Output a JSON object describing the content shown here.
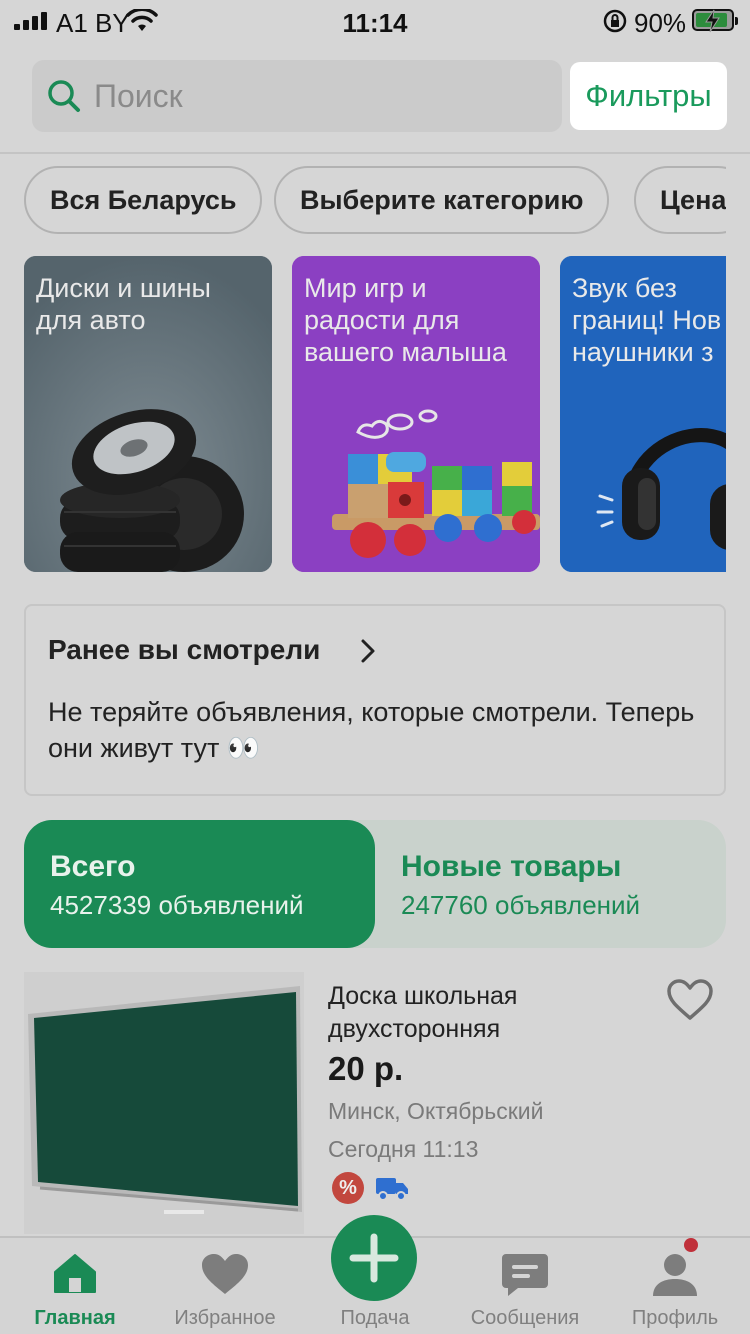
{
  "status_bar": {
    "carrier": "A1 BY",
    "time": "11:14",
    "battery_percent": "90%",
    "battery_level": 0.9
  },
  "search": {
    "placeholder": "Поиск",
    "filters_label": "Фильтры"
  },
  "chips": [
    {
      "label": "Вся Беларусь"
    },
    {
      "label": "Выберите категорию"
    },
    {
      "label": "Цена"
    }
  ],
  "banners": [
    {
      "title": "Диски и шины\nдля авто",
      "icon": "tires-icon"
    },
    {
      "title": "Мир игр и\nрадости для\nвашего малыша",
      "icon": "toy-train-icon"
    },
    {
      "title": "Звук без\nграниц! Нов\nнаушники з",
      "icon": "headphones-icon"
    }
  ],
  "recently_viewed": {
    "title": "Ранее вы смотрели",
    "text": "Не теряйте объявления, которые смотрели. Теперь они живут тут 👀"
  },
  "counters": {
    "all": {
      "label": "Всего",
      "count": "4527339 объявлений"
    },
    "new": {
      "label": "Новые товары",
      "count": "247760 объявлений"
    }
  },
  "listing": {
    "title": "Доска школьная двухсторонняя",
    "price": "20 р.",
    "location": "Минск, Октябрьский",
    "date": "Сегодня 11:13",
    "discount_badge": "%"
  },
  "tabbar": {
    "home": "Главная",
    "favorites": "Избранное",
    "post": "Подача",
    "messages": "Сообщения",
    "profile": "Профиль"
  },
  "colors": {
    "accent": "#1a8a55",
    "filters_text": "#1a9a5c",
    "notification": "#c0303a"
  }
}
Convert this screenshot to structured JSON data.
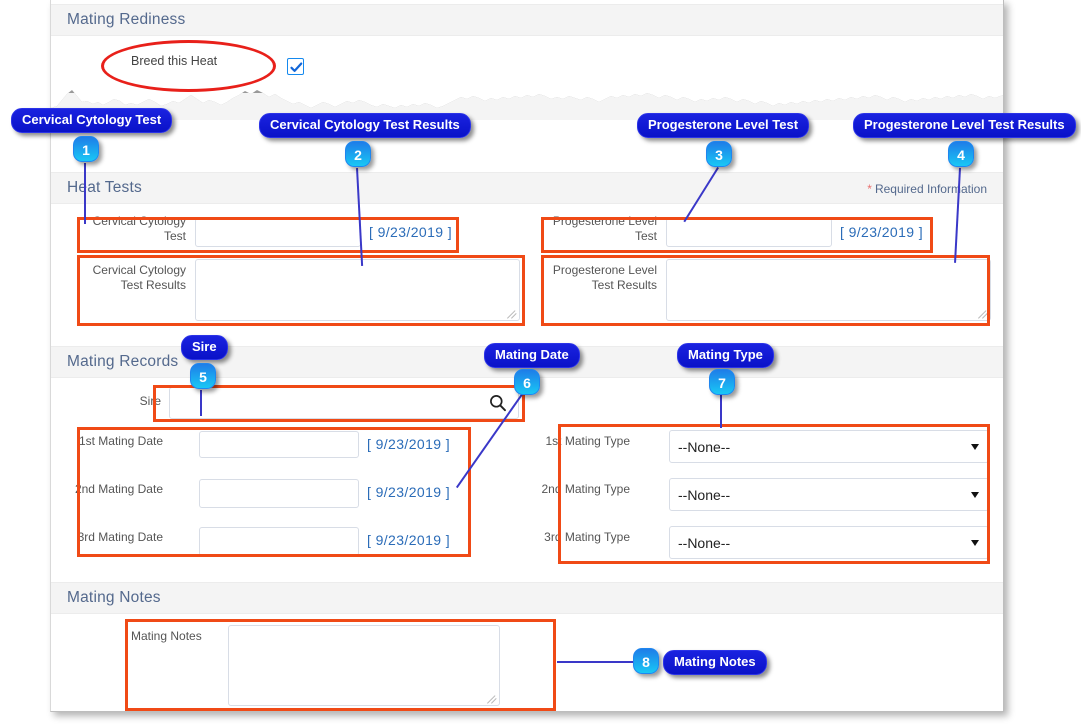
{
  "sections": {
    "mating_readiness": {
      "title": "Mating Rediness",
      "breed_this_heat_label": "Breed this Heat",
      "breed_this_heat_checked": true
    },
    "heat_tests": {
      "title": "Heat Tests",
      "required_star": "*",
      "required_text": "Required Information",
      "fields": {
        "cervical_cytology_test": {
          "label": "Cervical Cytology\nTest",
          "value": "",
          "date_hint": "[ 9/23/2019 ]"
        },
        "cervical_cytology_test_results": {
          "label": "Cervical Cytology\nTest Results",
          "value": ""
        },
        "progesterone_level_test": {
          "label": "Progesterone Level\nTest",
          "value": "",
          "date_hint": "[ 9/23/2019 ]"
        },
        "progesterone_level_test_results": {
          "label": "Progesterone Level\nTest Results",
          "value": ""
        }
      }
    },
    "mating_records": {
      "title": "Mating Records",
      "sire": {
        "label": "Sire",
        "value": "",
        "icon": "search-icon"
      },
      "mating_dates": [
        {
          "label": "1st Mating Date",
          "value": "",
          "date_hint": "[ 9/23/2019 ]"
        },
        {
          "label": "2nd Mating Date",
          "value": "",
          "date_hint": "[ 9/23/2019 ]"
        },
        {
          "label": "3rd Mating Date",
          "value": "",
          "date_hint": "[ 9/23/2019 ]"
        }
      ],
      "mating_types": [
        {
          "label": "1st Mating Type",
          "value": "--None--"
        },
        {
          "label": "2nd Mating Type",
          "value": "--None--"
        },
        {
          "label": "3rd Mating Type",
          "value": "--None--"
        }
      ]
    },
    "mating_notes": {
      "title": "Mating Notes",
      "field_label": "Mating Notes",
      "value": ""
    }
  },
  "callouts": [
    {
      "num": "1",
      "label": "Cervical Cytology Test"
    },
    {
      "num": "2",
      "label": "Cervical Cytology Test Results"
    },
    {
      "num": "3",
      "label": "Progesterone Level Test"
    },
    {
      "num": "4",
      "label": "Progesterone Level Test Results"
    },
    {
      "num": "5",
      "label": "Sire"
    },
    {
      "num": "6",
      "label": "Mating Date"
    },
    {
      "num": "7",
      "label": "Mating Type"
    },
    {
      "num": "8",
      "label": "Mating Notes"
    }
  ],
  "colors": {
    "highlight_box": "#f04a16",
    "ellipse": "#e8201a",
    "callout_label_bg": "#0a12c8",
    "callout_num_bg": "#19c8f5",
    "section_title": "#54698d",
    "date_hint": "#2b6cb8",
    "required_star": "#e8706f",
    "checkbox_accent": "#1589ee"
  }
}
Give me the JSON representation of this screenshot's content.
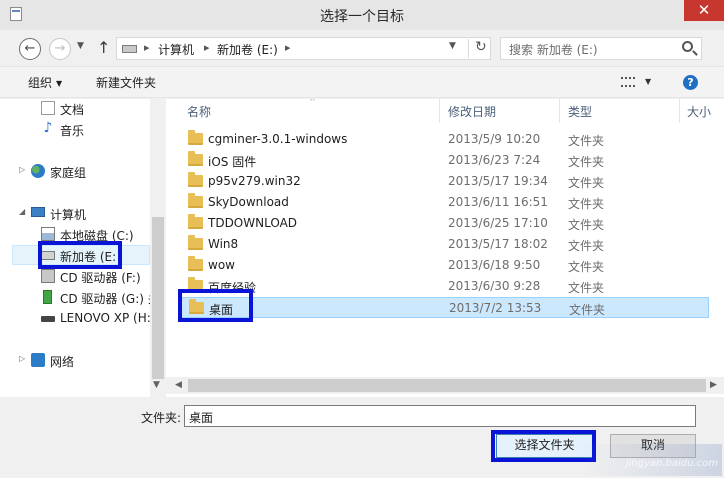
{
  "window": {
    "title": "选择一个目标",
    "close_glyph": "✕"
  },
  "nav": {
    "back_glyph": "←",
    "forward_glyph": "→",
    "history_glyph": "▼",
    "up_glyph": "↑",
    "breadcrumb": [
      "计算机",
      "新加卷 (E:)"
    ],
    "separator": "▸",
    "dropdown_glyph": "▼",
    "refresh_glyph": "↻",
    "search_placeholder": "搜索 新加卷 (E:)"
  },
  "toolbar": {
    "organize_label": "组织",
    "new_folder_label": "新建文件夹",
    "help_glyph": "?"
  },
  "navpane": {
    "items": [
      {
        "label": "文档",
        "icon": "document-icon"
      },
      {
        "label": "音乐",
        "icon": "music-icon"
      },
      {
        "label": "家庭组",
        "icon": "homegroup-icon"
      },
      {
        "label": "计算机",
        "icon": "computer-icon"
      },
      {
        "label": "本地磁盘 (C:)",
        "icon": "local-disk-icon"
      },
      {
        "label": "新加卷 (E:",
        "icon": "drive-icon"
      },
      {
        "label": "CD 驱动器 (F:)",
        "icon": "cd-drive-icon"
      },
      {
        "label": "CD 驱动器 (G:) 关",
        "icon": "cd-drive-green-icon"
      },
      {
        "label": "LENOVO XP (H:",
        "icon": "lenovo-drive-icon"
      },
      {
        "label": "网络",
        "icon": "network-icon"
      }
    ],
    "selected_index": 5,
    "scroll_down_glyph": "▼"
  },
  "filelist": {
    "columns": [
      "名称",
      "修改日期",
      "类型",
      "大小"
    ],
    "sort_glyph": "^",
    "rows": [
      {
        "name": "cgminer-3.0.1-windows",
        "date": "2013/5/9 10:20",
        "type": "文件夹"
      },
      {
        "name": "iOS 固件",
        "date": "2013/6/23 7:24",
        "type": "文件夹"
      },
      {
        "name": "p95v279.win32",
        "date": "2013/5/17 19:34",
        "type": "文件夹"
      },
      {
        "name": "SkyDownload",
        "date": "2013/6/11 16:51",
        "type": "文件夹"
      },
      {
        "name": "TDDOWNLOAD",
        "date": "2013/6/25 17:10",
        "type": "文件夹"
      },
      {
        "name": "Win8",
        "date": "2013/5/17 18:02",
        "type": "文件夹"
      },
      {
        "name": "wow",
        "date": "2013/6/18 9:50",
        "type": "文件夹"
      },
      {
        "name": "百度经验",
        "date": "2013/6/30 9:28",
        "type": "文件夹"
      },
      {
        "name": "桌面",
        "date": "2013/7/2 13:53",
        "type": "文件夹"
      }
    ],
    "selected_index": 8,
    "scroll_left_glyph": "◀",
    "scroll_right_glyph": "▶"
  },
  "bottom": {
    "filename_label": "文件夹:",
    "filename_value": "桌面",
    "select_button": "选择文件夹",
    "cancel_button": "取消"
  },
  "watermark": "jingyan.baidu.com",
  "colors": {
    "annotation": "#0a14d6",
    "selection": "#cce8ff",
    "close": "#c7372f"
  }
}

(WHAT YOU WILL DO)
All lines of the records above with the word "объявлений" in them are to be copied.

(EXERCISE ANSWER)
      "count": "4527339 объявлений"
      "count": "247760 объявлений"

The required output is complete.